BEGIN Data for review

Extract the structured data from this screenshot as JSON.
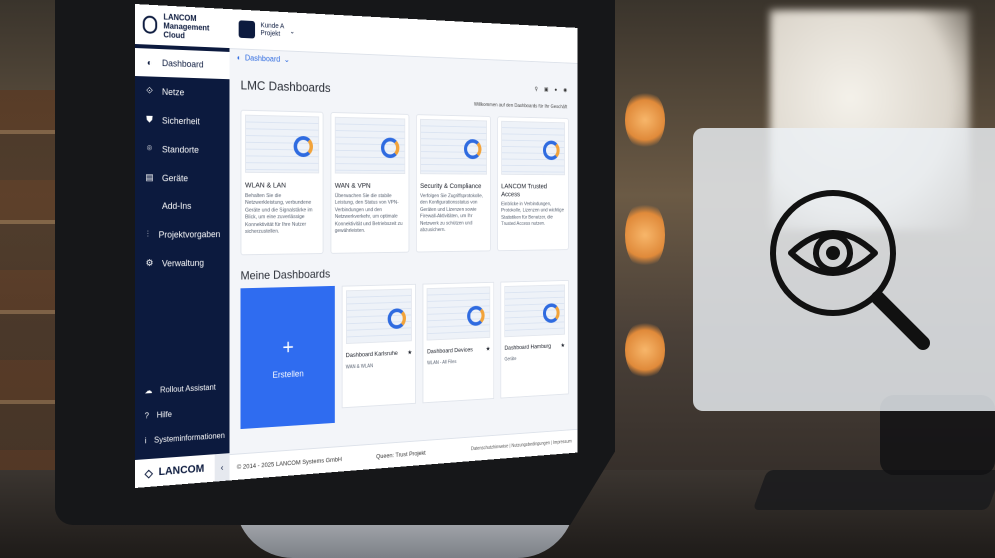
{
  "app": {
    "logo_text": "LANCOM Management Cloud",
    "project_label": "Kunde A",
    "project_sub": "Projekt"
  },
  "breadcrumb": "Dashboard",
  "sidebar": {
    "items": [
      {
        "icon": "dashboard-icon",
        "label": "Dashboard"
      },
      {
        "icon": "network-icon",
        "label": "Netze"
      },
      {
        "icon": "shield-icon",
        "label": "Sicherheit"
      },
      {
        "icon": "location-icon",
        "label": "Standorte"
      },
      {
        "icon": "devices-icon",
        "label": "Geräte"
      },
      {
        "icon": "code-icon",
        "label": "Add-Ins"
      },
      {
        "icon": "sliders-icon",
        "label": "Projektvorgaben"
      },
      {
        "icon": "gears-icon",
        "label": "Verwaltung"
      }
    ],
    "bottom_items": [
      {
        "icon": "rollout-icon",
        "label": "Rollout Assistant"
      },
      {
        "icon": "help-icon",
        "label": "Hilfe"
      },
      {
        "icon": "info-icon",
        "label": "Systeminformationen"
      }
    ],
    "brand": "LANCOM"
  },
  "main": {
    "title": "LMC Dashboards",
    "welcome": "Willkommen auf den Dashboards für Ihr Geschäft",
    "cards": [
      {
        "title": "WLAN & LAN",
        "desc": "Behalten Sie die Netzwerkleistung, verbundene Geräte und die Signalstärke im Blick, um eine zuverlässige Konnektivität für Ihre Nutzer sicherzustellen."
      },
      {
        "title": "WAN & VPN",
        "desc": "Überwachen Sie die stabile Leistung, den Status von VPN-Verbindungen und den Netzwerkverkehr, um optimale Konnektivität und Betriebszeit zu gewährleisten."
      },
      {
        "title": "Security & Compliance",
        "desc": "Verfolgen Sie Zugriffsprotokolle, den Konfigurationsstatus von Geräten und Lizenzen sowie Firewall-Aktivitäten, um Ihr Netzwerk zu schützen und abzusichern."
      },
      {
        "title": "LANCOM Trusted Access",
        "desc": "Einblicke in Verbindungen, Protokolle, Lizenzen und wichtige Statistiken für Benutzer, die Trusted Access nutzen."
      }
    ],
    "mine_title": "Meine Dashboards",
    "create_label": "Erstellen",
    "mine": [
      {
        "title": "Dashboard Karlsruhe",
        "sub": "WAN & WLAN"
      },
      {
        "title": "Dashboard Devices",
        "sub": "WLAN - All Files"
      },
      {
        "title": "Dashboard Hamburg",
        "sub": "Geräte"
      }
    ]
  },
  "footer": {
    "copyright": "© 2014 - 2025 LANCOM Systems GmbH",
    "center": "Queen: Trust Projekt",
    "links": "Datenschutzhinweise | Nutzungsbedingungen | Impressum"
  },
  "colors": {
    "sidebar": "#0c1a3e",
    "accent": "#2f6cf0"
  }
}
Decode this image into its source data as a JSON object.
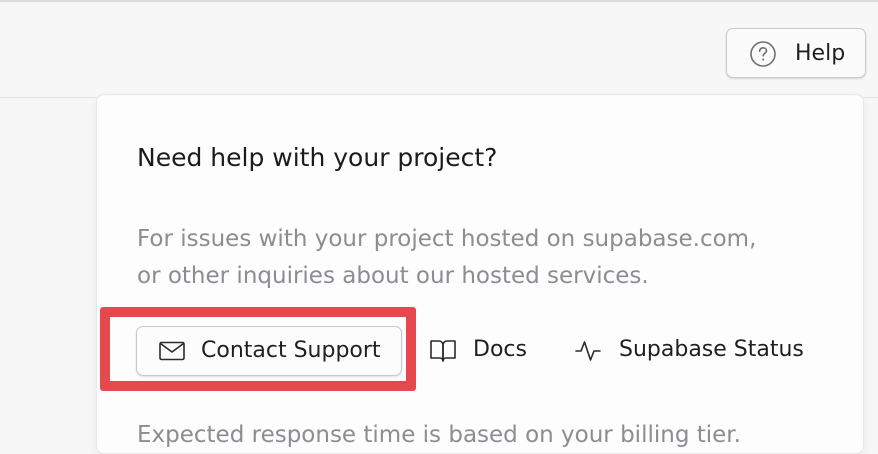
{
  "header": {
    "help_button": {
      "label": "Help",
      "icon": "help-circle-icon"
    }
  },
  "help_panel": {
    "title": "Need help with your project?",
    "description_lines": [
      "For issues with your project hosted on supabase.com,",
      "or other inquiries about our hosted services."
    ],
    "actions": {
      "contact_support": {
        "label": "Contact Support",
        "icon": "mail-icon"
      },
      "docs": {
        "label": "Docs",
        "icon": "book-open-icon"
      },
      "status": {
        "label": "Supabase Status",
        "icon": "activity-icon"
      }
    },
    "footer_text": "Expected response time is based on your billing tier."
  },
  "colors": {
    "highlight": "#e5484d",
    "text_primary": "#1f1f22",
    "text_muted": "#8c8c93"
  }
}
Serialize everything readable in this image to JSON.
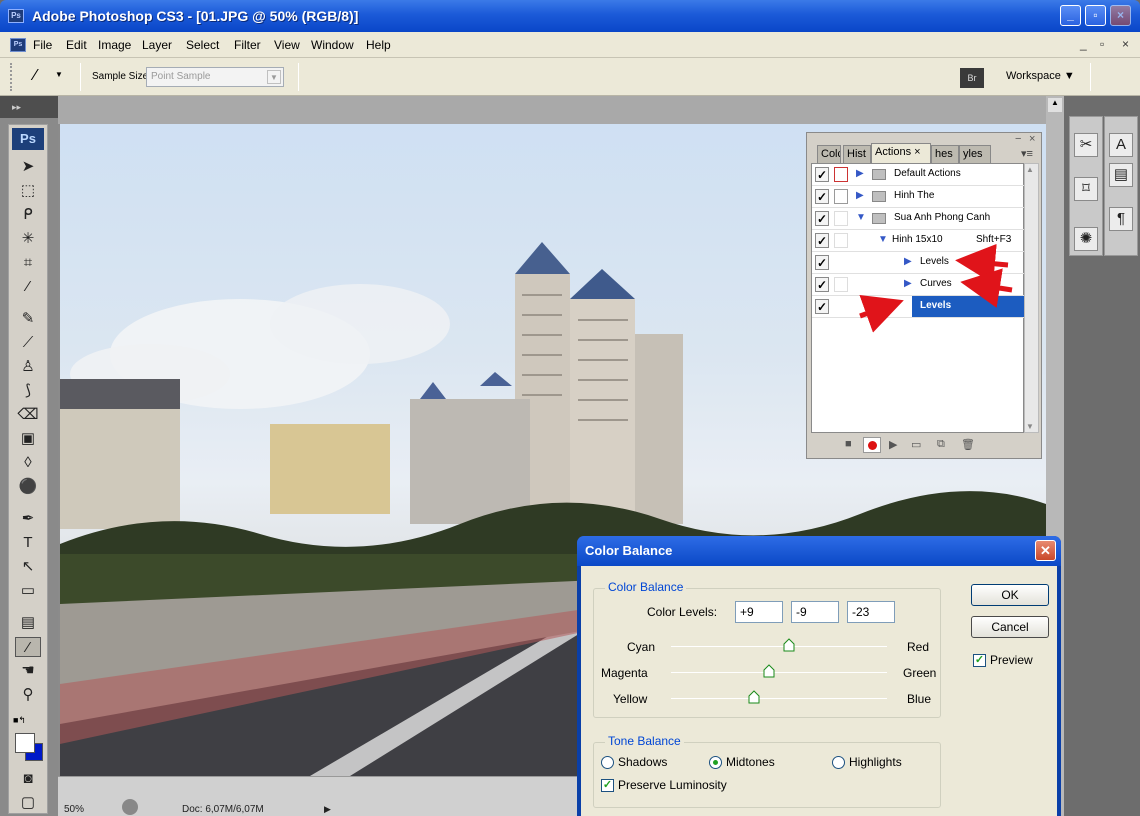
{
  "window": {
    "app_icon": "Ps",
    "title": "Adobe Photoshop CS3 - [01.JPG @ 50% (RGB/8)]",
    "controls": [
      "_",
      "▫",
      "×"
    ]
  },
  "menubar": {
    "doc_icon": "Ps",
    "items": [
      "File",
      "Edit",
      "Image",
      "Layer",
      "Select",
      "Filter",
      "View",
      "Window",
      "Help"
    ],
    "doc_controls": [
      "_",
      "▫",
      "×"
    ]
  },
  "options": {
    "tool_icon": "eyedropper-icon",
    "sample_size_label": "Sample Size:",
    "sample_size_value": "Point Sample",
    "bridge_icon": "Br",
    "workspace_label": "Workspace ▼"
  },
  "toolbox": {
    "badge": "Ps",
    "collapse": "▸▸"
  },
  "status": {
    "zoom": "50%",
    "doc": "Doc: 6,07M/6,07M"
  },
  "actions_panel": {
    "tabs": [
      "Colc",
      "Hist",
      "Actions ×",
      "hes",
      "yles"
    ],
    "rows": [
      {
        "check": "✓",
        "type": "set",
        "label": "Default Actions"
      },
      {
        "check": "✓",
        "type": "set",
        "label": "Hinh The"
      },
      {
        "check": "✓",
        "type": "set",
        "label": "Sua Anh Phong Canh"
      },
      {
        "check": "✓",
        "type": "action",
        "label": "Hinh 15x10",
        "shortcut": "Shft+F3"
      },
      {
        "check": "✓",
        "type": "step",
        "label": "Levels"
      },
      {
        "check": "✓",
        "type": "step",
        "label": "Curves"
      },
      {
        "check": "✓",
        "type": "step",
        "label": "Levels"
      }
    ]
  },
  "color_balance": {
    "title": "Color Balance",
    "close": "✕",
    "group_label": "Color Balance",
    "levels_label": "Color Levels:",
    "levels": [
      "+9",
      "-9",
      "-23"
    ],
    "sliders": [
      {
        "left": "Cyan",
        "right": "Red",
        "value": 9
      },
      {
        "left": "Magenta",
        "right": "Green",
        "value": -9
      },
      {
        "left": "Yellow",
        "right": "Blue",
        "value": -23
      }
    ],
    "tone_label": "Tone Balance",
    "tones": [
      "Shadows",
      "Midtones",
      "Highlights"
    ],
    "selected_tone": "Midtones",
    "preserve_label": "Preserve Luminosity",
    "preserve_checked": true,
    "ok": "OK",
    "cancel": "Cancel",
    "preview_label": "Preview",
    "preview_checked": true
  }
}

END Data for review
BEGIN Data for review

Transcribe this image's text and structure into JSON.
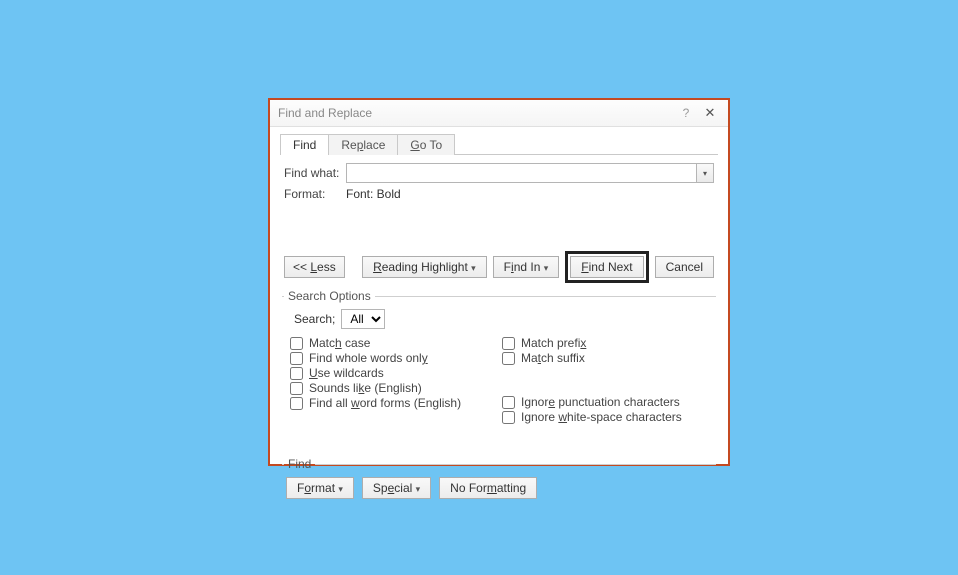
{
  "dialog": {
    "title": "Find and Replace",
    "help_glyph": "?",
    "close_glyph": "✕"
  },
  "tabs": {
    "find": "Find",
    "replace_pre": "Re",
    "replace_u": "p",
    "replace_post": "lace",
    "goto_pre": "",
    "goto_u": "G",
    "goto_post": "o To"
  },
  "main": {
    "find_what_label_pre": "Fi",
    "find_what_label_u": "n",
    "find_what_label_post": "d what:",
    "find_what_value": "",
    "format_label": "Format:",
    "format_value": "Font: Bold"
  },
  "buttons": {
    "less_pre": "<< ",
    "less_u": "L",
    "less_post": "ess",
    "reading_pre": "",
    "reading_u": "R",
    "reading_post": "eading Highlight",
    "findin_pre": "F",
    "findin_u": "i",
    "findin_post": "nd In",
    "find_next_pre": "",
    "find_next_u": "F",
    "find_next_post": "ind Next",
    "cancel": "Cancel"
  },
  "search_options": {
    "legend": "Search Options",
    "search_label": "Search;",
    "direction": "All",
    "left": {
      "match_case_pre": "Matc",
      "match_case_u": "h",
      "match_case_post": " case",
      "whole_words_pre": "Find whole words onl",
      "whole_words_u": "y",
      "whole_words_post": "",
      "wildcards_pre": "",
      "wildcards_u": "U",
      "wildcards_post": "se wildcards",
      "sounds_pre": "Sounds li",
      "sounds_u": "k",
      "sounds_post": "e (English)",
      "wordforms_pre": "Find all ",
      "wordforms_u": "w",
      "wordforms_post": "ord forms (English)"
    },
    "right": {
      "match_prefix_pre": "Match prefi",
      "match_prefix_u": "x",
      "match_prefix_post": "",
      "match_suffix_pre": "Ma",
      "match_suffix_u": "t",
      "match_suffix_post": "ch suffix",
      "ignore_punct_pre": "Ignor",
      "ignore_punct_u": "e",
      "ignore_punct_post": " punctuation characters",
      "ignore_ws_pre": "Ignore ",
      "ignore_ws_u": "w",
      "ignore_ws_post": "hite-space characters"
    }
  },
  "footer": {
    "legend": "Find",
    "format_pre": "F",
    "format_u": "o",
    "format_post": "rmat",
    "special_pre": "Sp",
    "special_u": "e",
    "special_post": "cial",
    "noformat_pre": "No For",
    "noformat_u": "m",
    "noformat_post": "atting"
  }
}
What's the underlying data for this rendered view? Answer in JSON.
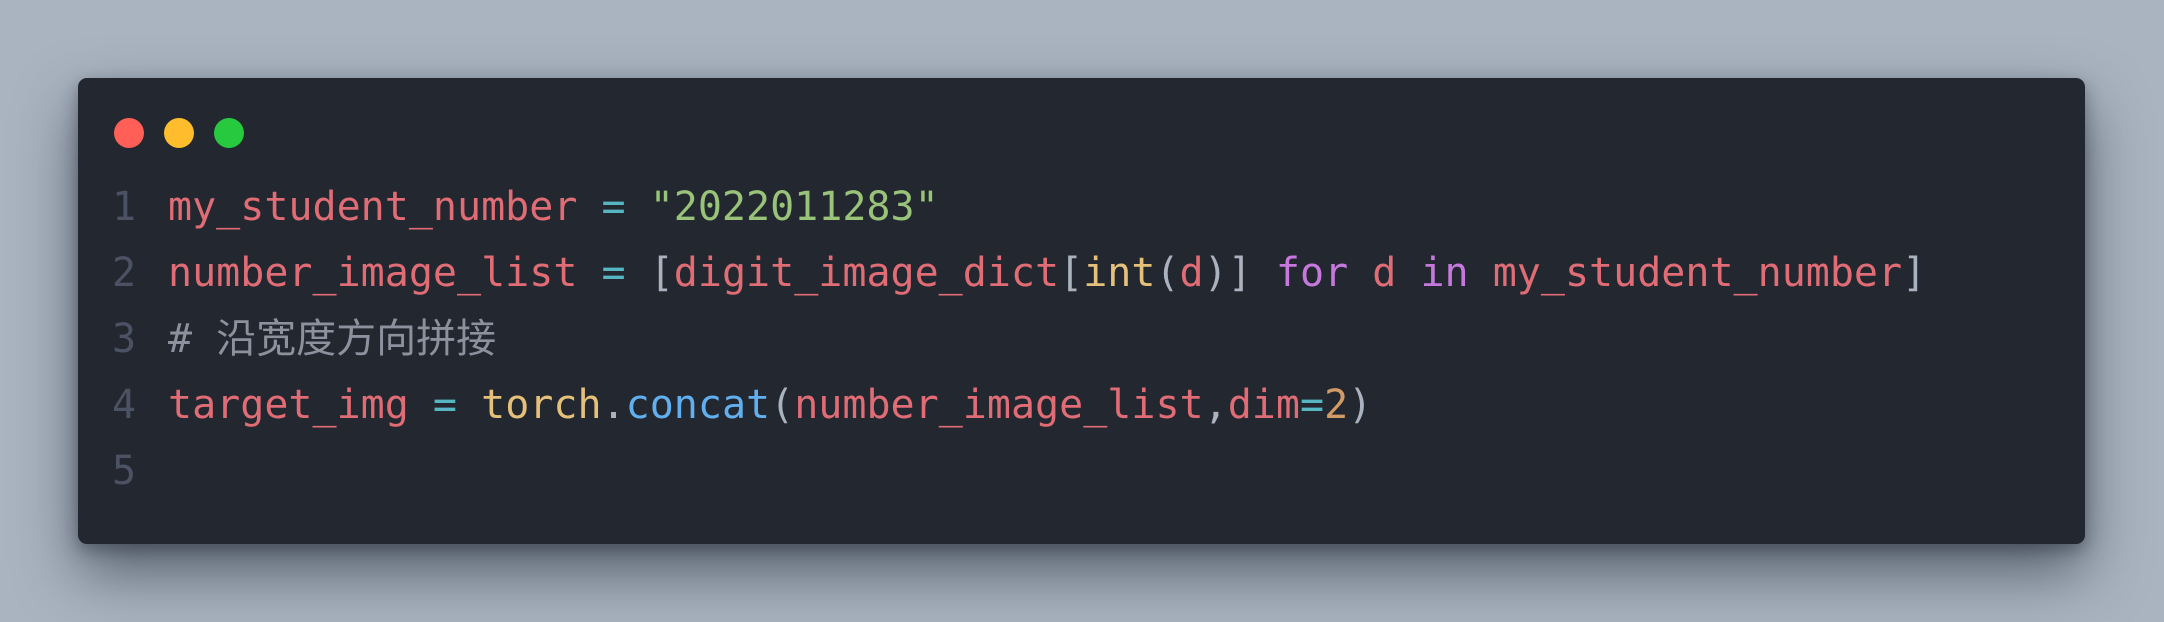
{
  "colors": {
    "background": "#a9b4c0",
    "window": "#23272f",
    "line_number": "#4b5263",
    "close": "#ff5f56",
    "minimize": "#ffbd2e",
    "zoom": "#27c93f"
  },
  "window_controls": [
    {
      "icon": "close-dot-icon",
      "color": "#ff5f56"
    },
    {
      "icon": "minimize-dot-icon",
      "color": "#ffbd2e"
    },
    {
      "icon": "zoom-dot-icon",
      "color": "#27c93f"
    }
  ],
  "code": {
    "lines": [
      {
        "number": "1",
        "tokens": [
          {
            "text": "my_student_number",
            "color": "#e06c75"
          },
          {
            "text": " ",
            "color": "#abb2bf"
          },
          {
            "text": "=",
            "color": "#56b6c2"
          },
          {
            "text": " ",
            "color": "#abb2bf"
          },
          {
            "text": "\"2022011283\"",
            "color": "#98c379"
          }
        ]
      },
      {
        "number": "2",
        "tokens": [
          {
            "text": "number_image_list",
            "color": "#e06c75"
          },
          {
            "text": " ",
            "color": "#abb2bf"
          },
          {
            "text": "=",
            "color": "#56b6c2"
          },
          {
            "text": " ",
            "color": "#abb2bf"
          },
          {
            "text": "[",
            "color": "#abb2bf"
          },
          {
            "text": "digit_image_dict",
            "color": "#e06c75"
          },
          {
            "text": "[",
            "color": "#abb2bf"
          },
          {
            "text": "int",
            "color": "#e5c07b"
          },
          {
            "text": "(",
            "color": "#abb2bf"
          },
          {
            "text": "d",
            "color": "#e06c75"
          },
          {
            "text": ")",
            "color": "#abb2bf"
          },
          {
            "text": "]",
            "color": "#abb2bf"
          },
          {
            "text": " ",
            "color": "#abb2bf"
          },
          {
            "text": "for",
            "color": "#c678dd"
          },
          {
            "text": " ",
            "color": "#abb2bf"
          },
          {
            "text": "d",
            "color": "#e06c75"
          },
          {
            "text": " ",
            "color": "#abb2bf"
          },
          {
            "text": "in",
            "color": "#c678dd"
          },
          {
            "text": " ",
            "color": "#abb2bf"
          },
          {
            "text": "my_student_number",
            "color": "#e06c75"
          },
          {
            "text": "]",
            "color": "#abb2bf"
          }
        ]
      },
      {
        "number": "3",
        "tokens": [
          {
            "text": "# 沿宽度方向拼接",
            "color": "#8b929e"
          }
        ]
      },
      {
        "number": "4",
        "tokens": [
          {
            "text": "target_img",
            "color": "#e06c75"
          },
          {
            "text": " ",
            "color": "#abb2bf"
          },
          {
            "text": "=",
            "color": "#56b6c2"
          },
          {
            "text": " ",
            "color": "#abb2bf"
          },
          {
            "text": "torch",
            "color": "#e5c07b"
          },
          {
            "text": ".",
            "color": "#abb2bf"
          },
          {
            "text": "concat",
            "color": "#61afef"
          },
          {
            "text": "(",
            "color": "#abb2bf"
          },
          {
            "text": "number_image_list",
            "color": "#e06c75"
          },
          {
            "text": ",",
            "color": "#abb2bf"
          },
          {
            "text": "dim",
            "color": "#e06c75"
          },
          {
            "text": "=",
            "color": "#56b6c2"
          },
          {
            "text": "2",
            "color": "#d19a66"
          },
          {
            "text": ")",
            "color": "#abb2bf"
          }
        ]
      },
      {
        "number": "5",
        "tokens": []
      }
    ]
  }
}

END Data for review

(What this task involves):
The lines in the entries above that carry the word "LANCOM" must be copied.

(Your solution):
    "logo_text": "LANCOM Management Cloud",
    "brand": "LANCOM"
        "title": "LANCOM Trusted Access",
    "copyright": "© 2014 - 2025 LANCOM Systems GmbH",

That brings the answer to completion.